Robustly gluing together program fragments whose semantics are given by disjoint (or even worse, incompatible) features is an open problem. Gradual typing (mixing static and dynamic parts in a single program) is subtle enough that there was a paper published this year about what its "correct" definition is, and which results do we have about it (not a lot), Mixing strict and lazy code has a very subtle semantics that we don't really know how to reason about well right now. Reasoning on a program fragment written without control-effects (setjmp/longjmp for example) but that may call other parts that do use control-effects is also a challenge.

Changed my post
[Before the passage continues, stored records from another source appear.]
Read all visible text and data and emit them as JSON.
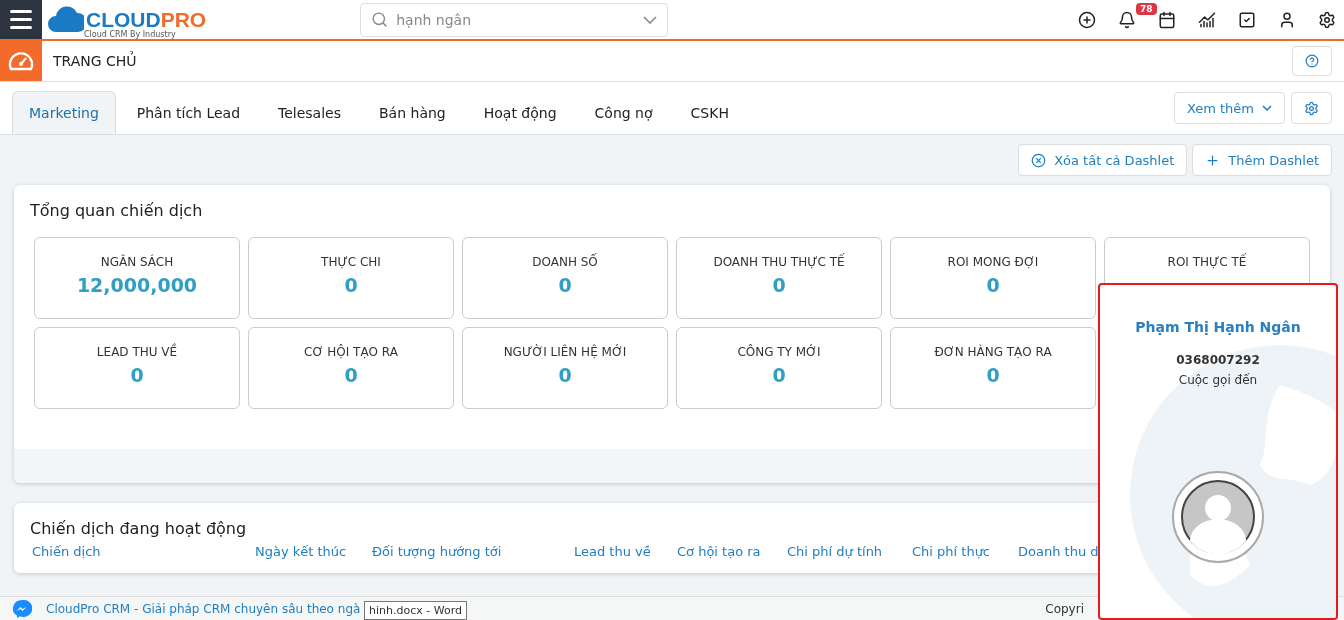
{
  "header": {
    "logo": {
      "brand_a": "CLOUD",
      "brand_b": "PRO",
      "tagline": "Cloud CRM By Industry"
    },
    "search": {
      "value": "hạnh ngân"
    },
    "notification_count": "78"
  },
  "breadcrumb": {
    "title": "TRANG CHỦ"
  },
  "tabs": [
    {
      "label": "Marketing",
      "selected": true
    },
    {
      "label": "Phân tích Lead",
      "selected": false
    },
    {
      "label": "Telesales",
      "selected": false
    },
    {
      "label": "Bán hàng",
      "selected": false
    },
    {
      "label": "Hoạt động",
      "selected": false
    },
    {
      "label": "Công nợ",
      "selected": false
    },
    {
      "label": "CSKH",
      "selected": false
    }
  ],
  "more_button": "Xem thêm",
  "actions": {
    "clear": "Xóa tất cả Dashlet",
    "add": "Thêm Dashlet"
  },
  "overview": {
    "title": "Tổng quan chiến dịch",
    "rows": [
      [
        {
          "label": "NGÂN SÁCH",
          "value": "12,000,000"
        },
        {
          "label": "THỰC CHI",
          "value": "0"
        },
        {
          "label": "DOANH SỐ",
          "value": "0"
        },
        {
          "label": "DOANH THU THỰC TẾ",
          "value": "0"
        },
        {
          "label": "ROI MONG ĐỢI",
          "value": "0"
        },
        {
          "label": "ROI THỰC TẾ"
        }
      ],
      [
        {
          "label": "LEAD THU VỀ",
          "value": "0"
        },
        {
          "label": "CƠ HỘI TẠO RA",
          "value": "0"
        },
        {
          "label": "NGƯỜI LIÊN HỆ MỚI",
          "value": "0"
        },
        {
          "label": "CÔNG TY MỚI",
          "value": "0"
        },
        {
          "label": "ĐƠN HÀNG TẠO RA",
          "value": "0"
        }
      ]
    ]
  },
  "active_campaigns": {
    "title": "Chiến dịch đang hoạt động",
    "columns": [
      "Chiến dịch",
      "Ngày kết thúc",
      "Đối tượng hướng tới",
      "Lead thu về",
      "Cơ hội tạo ra",
      "Chi phí dự tính",
      "Chi phí thực",
      "Doanh thu d"
    ]
  },
  "footer": {
    "text": "CloudPro CRM - Giải pháp CRM chuyên sâu theo ngà",
    "copyright": "Copyri"
  },
  "tooltip": "hinh.docx - Word",
  "call_popup": {
    "name": "Phạm Thị Hạnh Ngân",
    "phone": "0368007292",
    "status": "Cuộc gọi đến"
  }
}
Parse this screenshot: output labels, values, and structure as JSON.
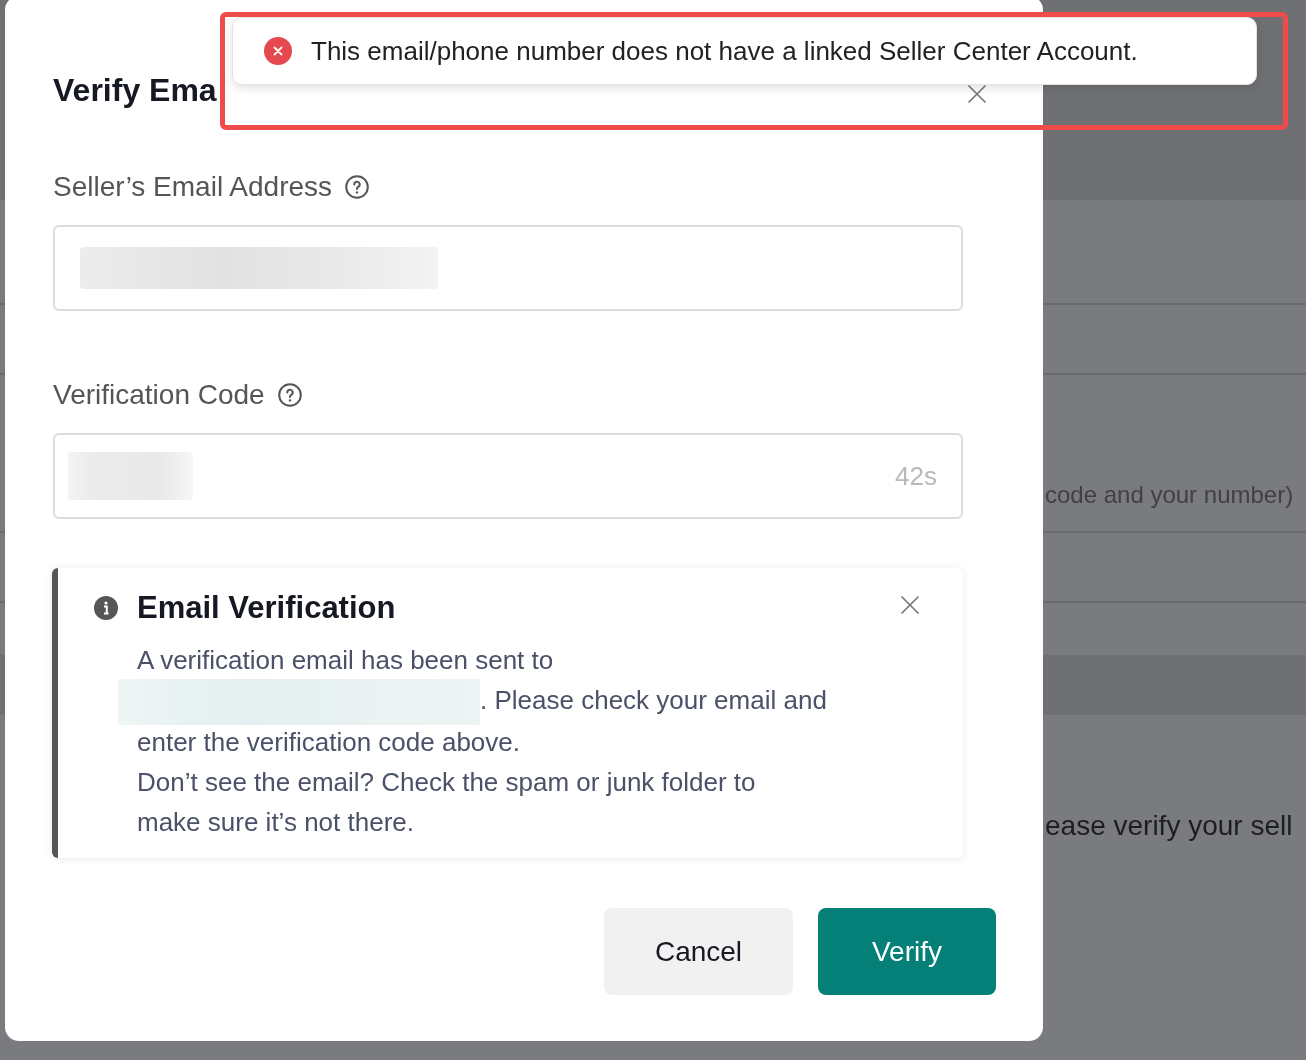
{
  "toast": {
    "kind": "error",
    "message": "This email/phone number does not have a linked Seller Center Account.",
    "highlighted": true
  },
  "dialog": {
    "title": "Verify Ema",
    "fields": [
      {
        "kind": "email",
        "label": "Seller’s Email Address",
        "value_redacted": true
      },
      {
        "kind": "code",
        "label": "Verification Code",
        "value_redacted": true,
        "suffix": "42s"
      }
    ],
    "alert": {
      "kind": "info",
      "title": "Email Verification",
      "message_start": "A verification email has been sent to",
      "email_redacted": true,
      "message_end": ". Please check your email and enter the verification code above.",
      "note": "Don’t see the email? Check the spam or junk folder to make sure it’s not there."
    },
    "buttons": [
      {
        "label": "Cancel",
        "kind": "secondary"
      },
      {
        "label": "Verify",
        "kind": "primary"
      }
    ]
  },
  "background_page": {
    "texts": [
      "code and your number)",
      "ease verify your sell"
    ]
  }
}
I had forgotten part of my original idea while posting about "my original idea". I was a bit distracted and tired, sorry. So we cross posted.

So grammar changes were something important I left out.

:) well we'll learn a lot by trying

Gluing together bits from different languages is currently harder than whatever problem you're probably trying to solve, so having tools with dialect level differences designed to work with each other would be novel.

Other kinds of engineering don't have the "you can only use one tool per job" problem that software engineering has. I'd like to see that restriction disappear.


In fact I'm planning to work on that. For an ambitious programme in this direction, you may be interested in the recent Verified Compilers for a Multi-Language World article by Amal Ahmed.

What I remember from the Victor Brent talk

(which I saw a long time ago mind you) was better debugging and tests in a very simple way.

One was data tagged with what code produced it. His example was pixels on a screen, but it could just as easily be any data in any variable or array. That's simple. Expensive, but debugging is expensive anyway. - That looked extremely useful, as would be variations on it. I could imagine putting more complex tags on data. Anyway I don't know of any tools that have this. Will EVE?

The other was "live test cases for each line of code (in some cases)," where he had tests coupled with the code they tested and while he edited code, you could see the test case results changing.

That's a bit harder and needs some IDE support, but nothing really hard there...

Debugging in datalog

Debugging in datalog languages is interesting. You can run rules backwards to figure out which inputs were used to derive the data you are looking at, and follow that cause and effect graph all the way back to the beginning of time. Similar in effect to http://www.cs.cmu.edu/~NatProg/whyline.html but without any runtime overhead.

We already execute code live at it is edited, so live test cases are easy. I want to try automatic fuzzing too ie given the integrity constraints specified by the user we can try to generate inputs that break them.